The 2019 Cannes Film Festival officially comes to an end with the awards ceremony in which this year’s competition jury will name the best films and performances of the festival. The 2019 jury was headed by “Birdman” and “The Revenant” Oscar winner Alejandro González Iñárritu, who won Cannes’ Best Director prize for “Babel.” Other jury members included Elle Fanning, Maimouna N’Diaye, Kelly Reichardt, Enki Bilal, Alice Rohrwacher, Robin Campillo, Yorgos Lanthimos, and last year’s Cannes Best Director winner Paweł Pawlikowski This year’s Palme d’Or race consisted of 20 movies, several of which were from previous Palme d’Or winners such as Terrence Malick (“A Hidden Life”), Quentin Tarantino (“Once Upon a Time in Hollywood”), Ken Loach (“Sorry We Missed You”), and the Dardenne Brothers (“The Young Ahmed”). Whichever film wins the Palme d’Or will follow last year’s pick “Shoplifters,” the acclaimed Hirokazu Kore-eda drama that went on to earn an Oscar nomination for Best Foreign Language Film at the 2019 Oscars. In addition to the Palme d’Or, awards will be given out to the best actor and actress in competition, as well as screenplay honors. The third pick for best film gets awarded the Jury Prize (last year it was Nadine Labaki’s “Capernaum”), while the second place movie gets the Grand Prix honor (Spike Lee’s “BlacKkKlansman” took home the honor last year). One winner that has already been announced prior to the awards ceremony is Céline Sciamma’s “Portrait of a Lady on Fire.” The drama was named the winner of the 2019 Queer Palm, and it’s the first time a woman director has received the honor since Cannes started awarding the prize in 2010. Greek filmmaker Vasilis Kekatos won the short film Queer Palme with “The Distance Between Heaven and Us.” The full list of winners for the 2019 Cannes Film Festival is below. IndieWire will update the list as the winners are revealed live. Palme d’Or: “Parasite,” Bong Joon-ho Grand Prix: “Atlantics,” Mati Diop Jury Prize (tie): “Les Misérables” (Ladj Ly) and “Bacurau” (Kleber Mendonça Filho, Juliano Dornelles) Best Actress: Emily Beecham, “Little Joe” Best Actor: Antonio Banderas, “Pain & Glory” Best Director: Jean-Pierre & Luc Dardenne, “The Young Ahmed” Best Screenplay: “Portrait of a Lady on Fire,” Céline Sciamma Special Mention of the Jury: “It Must Be Heaven,” Elia Suleiman Camera d’Or: “Our Mothers,” César Díaz Short Film Palme d’Or: “The Distance Between Us And The Sky,” Vasilis Kekatos Special Mention of the Jury: “Monstruo Dios,” Agustina San Queer Palm (Feature): “Portrait of a Lady on Fire,” Céline Sciamma Queer Palm (Short): “The Distance Between Us And The Sky,” Vasilis Kekatos
25 May 19
Cinema and Stuff...

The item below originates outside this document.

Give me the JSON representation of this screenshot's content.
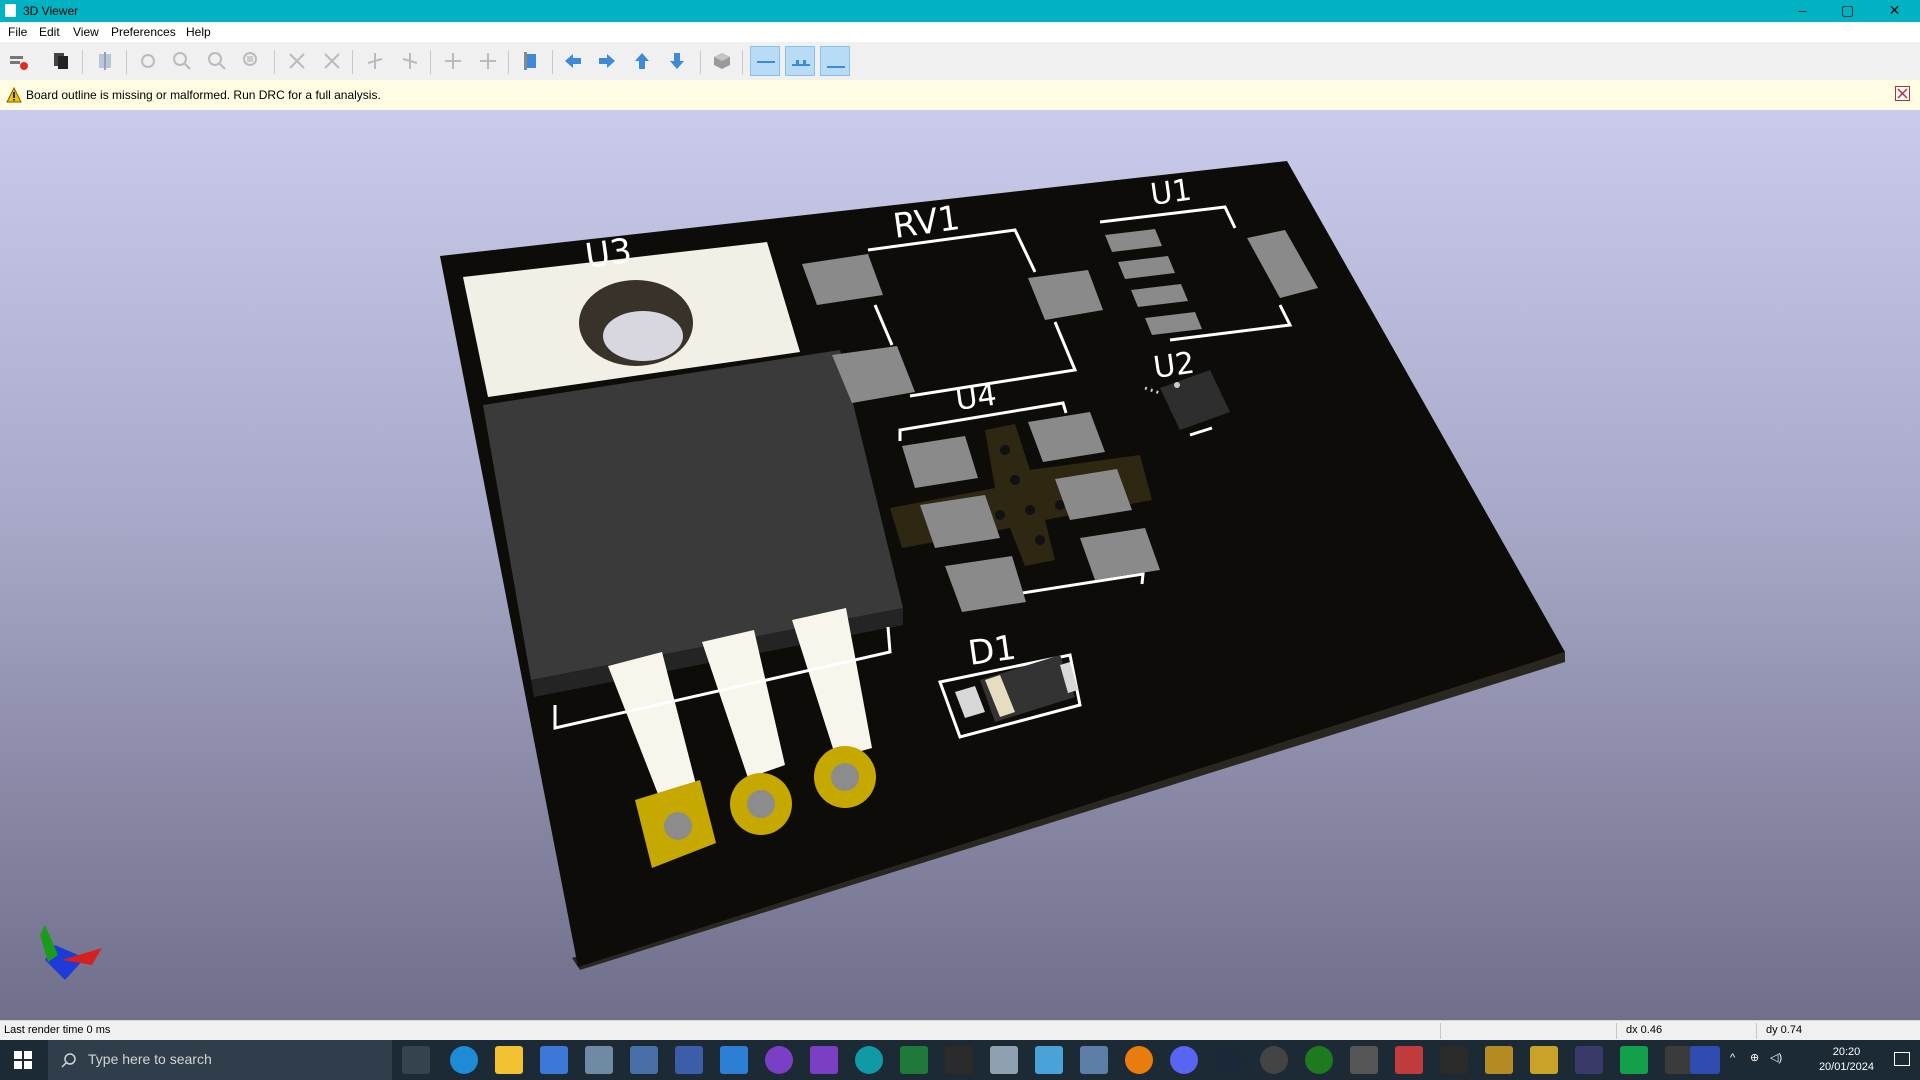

I guess Jordan Peele has done masters in horror filmmaking. Wait, the horror doesn’t mean supernatural/devil stuff,  but the stories which are about the pure coldblooded evilness in us, the humans. We can even frighten God with our unmarked hunger, isn’t it?  Okay, no more political comments. Zipped. Us (2019) is a terrific film. It doesn’t […]

25 May 19
Archy Worldys

David Fisher / REX / Shutterstock It's a family affair! The Cannes Film Festival may not be a Disneyland, but it's a special place where Hollywood's biggest and brightest stars can bring their kids. During the feast of 2019, many celebrities brought their whole family out for this enchanting occasion. Remarkably long-standing couple John Travolta […]

24 May 19
MoneyNull

[ad_1] 60 Second Docs COO Jake Avnet explains the secrets of high-impact online storytelling. May 24, 2019 9 min read If you’re over 30, there’s a chance you missed out on Sickhouse, a “made for mobile movie” that was shot and released in real time on Snapchat over the course of five days.  But listen up […]